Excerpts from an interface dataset
----------------

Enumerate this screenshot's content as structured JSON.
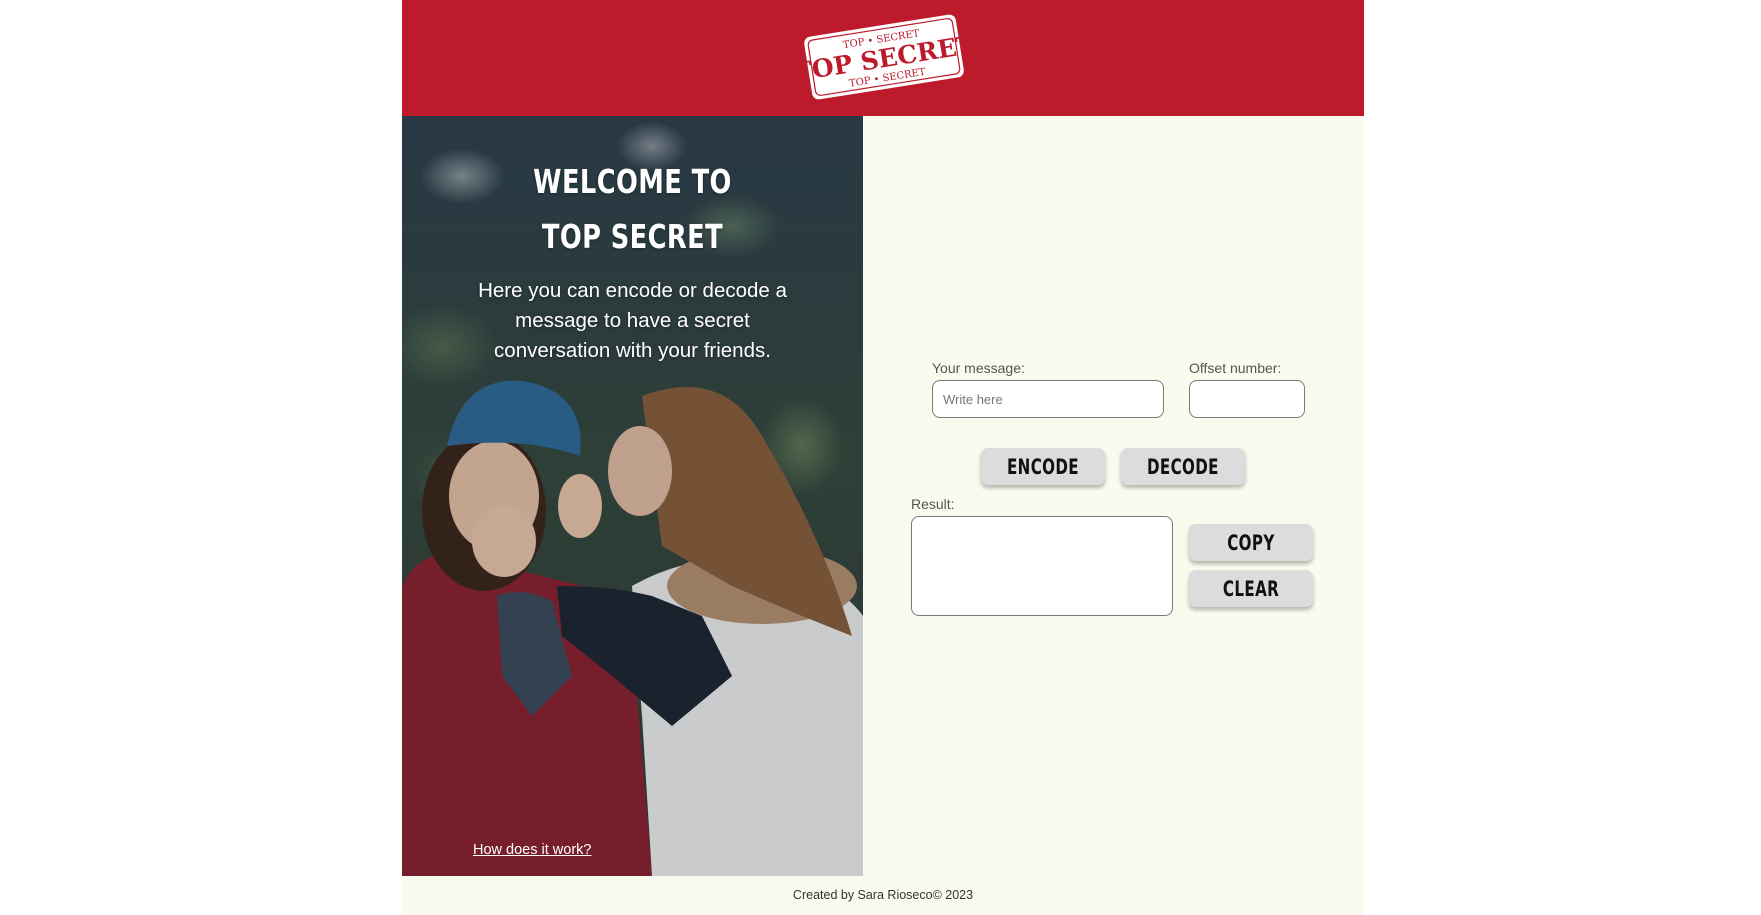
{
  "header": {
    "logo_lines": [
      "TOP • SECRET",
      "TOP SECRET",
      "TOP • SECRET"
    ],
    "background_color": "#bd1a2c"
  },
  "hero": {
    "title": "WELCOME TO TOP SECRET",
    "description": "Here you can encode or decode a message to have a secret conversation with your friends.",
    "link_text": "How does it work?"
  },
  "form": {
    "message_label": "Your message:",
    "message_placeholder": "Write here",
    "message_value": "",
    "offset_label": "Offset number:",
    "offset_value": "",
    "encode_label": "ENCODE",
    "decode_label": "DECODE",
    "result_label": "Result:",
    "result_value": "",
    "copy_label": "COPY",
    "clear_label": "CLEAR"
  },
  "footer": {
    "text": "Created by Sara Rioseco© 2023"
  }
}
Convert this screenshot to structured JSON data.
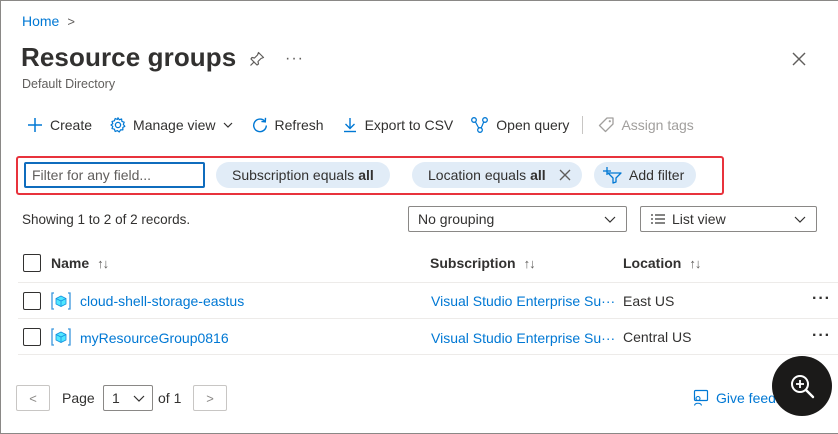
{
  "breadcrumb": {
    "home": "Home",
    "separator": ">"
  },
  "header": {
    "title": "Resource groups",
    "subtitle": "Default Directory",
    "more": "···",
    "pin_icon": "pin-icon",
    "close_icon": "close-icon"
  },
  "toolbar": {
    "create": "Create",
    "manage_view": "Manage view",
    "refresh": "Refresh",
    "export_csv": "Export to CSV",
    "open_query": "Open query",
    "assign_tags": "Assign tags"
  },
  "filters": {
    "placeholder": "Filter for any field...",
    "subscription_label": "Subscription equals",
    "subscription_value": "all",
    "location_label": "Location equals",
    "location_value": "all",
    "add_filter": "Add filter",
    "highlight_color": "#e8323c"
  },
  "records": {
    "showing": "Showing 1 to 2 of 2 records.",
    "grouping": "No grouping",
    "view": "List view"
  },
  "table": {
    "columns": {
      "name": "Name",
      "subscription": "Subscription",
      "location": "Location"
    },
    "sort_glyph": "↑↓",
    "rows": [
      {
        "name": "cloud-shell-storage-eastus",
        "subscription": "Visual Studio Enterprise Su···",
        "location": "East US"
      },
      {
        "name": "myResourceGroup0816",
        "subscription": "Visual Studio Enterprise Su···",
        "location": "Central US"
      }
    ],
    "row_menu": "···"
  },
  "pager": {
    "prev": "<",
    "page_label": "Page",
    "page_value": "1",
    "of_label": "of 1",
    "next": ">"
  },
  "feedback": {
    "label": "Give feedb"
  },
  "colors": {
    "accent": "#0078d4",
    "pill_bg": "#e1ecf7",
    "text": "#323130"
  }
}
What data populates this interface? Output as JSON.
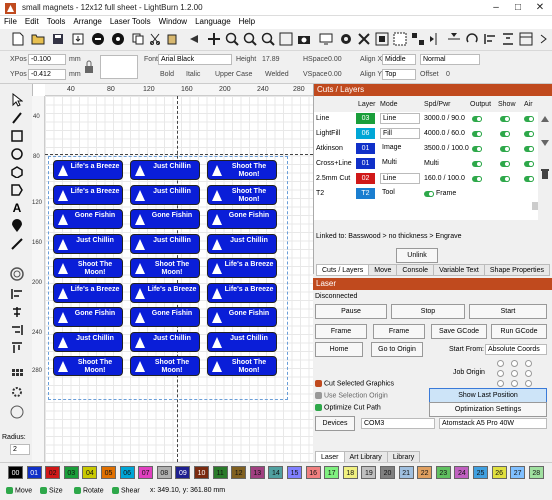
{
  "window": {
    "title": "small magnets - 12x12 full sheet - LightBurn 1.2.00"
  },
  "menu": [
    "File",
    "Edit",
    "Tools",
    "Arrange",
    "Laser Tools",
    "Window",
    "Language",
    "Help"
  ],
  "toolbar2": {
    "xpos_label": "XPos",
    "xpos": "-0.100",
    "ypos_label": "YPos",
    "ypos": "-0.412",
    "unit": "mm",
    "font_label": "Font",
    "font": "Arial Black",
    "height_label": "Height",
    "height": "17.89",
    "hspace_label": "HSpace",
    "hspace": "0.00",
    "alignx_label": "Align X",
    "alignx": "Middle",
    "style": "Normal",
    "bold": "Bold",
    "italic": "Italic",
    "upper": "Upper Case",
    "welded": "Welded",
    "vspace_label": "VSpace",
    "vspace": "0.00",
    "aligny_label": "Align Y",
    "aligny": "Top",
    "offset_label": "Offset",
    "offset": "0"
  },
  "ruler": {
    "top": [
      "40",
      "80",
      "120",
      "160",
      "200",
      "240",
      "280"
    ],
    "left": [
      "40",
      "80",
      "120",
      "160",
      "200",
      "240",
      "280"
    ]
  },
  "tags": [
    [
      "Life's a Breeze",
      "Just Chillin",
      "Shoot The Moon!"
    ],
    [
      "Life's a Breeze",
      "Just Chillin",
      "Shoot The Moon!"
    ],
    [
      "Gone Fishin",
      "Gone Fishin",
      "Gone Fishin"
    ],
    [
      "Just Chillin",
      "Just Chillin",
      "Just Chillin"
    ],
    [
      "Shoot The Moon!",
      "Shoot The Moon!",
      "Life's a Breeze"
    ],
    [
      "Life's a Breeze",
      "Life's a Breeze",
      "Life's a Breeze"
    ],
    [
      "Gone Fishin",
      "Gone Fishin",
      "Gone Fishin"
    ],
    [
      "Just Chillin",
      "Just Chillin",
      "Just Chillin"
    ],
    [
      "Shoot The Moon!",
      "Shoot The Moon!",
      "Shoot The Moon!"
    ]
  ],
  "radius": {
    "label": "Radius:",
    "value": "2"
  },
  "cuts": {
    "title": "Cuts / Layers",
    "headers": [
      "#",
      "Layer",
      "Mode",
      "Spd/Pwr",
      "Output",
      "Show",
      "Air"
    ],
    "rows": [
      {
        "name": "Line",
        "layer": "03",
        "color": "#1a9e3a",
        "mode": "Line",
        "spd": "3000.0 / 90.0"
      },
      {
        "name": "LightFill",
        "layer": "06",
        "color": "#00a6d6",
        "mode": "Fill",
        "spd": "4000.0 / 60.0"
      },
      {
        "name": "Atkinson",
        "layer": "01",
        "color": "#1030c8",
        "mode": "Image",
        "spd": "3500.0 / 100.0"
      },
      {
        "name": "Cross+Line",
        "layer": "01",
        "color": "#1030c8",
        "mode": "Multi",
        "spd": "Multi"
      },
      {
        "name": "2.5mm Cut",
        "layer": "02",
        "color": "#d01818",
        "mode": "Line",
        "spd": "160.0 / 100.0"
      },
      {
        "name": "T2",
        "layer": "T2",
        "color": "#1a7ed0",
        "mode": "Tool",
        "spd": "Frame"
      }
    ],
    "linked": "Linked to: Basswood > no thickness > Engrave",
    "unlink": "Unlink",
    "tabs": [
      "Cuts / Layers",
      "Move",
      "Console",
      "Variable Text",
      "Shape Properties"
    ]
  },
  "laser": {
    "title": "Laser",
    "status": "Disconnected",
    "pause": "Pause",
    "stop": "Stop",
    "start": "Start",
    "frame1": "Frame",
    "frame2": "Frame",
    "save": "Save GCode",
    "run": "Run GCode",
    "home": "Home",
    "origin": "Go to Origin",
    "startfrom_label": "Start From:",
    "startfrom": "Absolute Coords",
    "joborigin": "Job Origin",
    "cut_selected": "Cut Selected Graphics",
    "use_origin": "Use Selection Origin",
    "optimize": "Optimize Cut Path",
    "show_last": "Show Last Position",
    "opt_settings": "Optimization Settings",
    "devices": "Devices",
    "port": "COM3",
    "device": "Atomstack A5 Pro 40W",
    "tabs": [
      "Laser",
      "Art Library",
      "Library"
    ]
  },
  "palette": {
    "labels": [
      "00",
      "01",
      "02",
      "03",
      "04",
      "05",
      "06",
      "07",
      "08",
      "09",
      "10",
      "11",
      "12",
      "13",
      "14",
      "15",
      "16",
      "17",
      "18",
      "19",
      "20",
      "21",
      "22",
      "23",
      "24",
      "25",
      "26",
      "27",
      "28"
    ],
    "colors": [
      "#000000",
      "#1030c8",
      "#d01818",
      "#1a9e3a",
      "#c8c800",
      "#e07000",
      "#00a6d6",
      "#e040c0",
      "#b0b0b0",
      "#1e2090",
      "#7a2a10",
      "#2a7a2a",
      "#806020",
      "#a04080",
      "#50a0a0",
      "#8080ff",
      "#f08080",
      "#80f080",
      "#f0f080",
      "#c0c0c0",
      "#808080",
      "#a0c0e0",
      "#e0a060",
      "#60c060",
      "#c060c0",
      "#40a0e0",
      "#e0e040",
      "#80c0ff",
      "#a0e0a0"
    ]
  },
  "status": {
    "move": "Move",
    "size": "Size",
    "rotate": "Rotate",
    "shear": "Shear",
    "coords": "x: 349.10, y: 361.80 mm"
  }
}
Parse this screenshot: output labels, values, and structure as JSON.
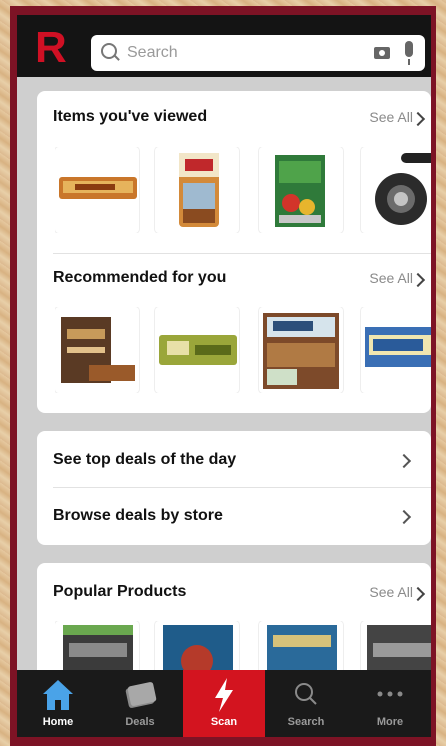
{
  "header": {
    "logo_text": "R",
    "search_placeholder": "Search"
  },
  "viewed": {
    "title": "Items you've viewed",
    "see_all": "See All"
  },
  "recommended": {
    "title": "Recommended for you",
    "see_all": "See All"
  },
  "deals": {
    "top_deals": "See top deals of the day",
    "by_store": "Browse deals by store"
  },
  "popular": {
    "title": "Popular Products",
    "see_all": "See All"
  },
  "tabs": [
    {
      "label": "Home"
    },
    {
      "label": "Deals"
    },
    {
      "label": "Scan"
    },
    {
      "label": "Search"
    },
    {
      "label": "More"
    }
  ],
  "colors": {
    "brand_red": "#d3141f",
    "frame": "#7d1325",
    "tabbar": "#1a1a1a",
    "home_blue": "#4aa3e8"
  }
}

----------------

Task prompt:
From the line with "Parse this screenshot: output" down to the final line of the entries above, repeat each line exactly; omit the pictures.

Written answer:
Parse this screenshot: output labels, values, and structure as JSON.
{
  "header": {
    "logo_text": "R",
    "search_placeholder": "Search"
  },
  "viewed": {
    "title": "Items you've viewed",
    "see_all": "See All"
  },
  "recommended": {
    "title": "Recommended for you",
    "see_all": "See All"
  },
  "deals": {
    "top_deals": "See top deals of the day",
    "by_store": "Browse deals by store"
  },
  "popular": {
    "title": "Popular Products",
    "see_all": "See All"
  },
  "tabs": [
    {
      "label": "Home"
    },
    {
      "label": "Deals"
    },
    {
      "label": "Scan"
    },
    {
      "label": "Search"
    },
    {
      "label": "More"
    }
  ],
  "colors": {
    "brand_red": "#d3141f",
    "frame": "#7d1325",
    "tabbar": "#1a1a1a",
    "home_blue": "#4aa3e8"
  }
}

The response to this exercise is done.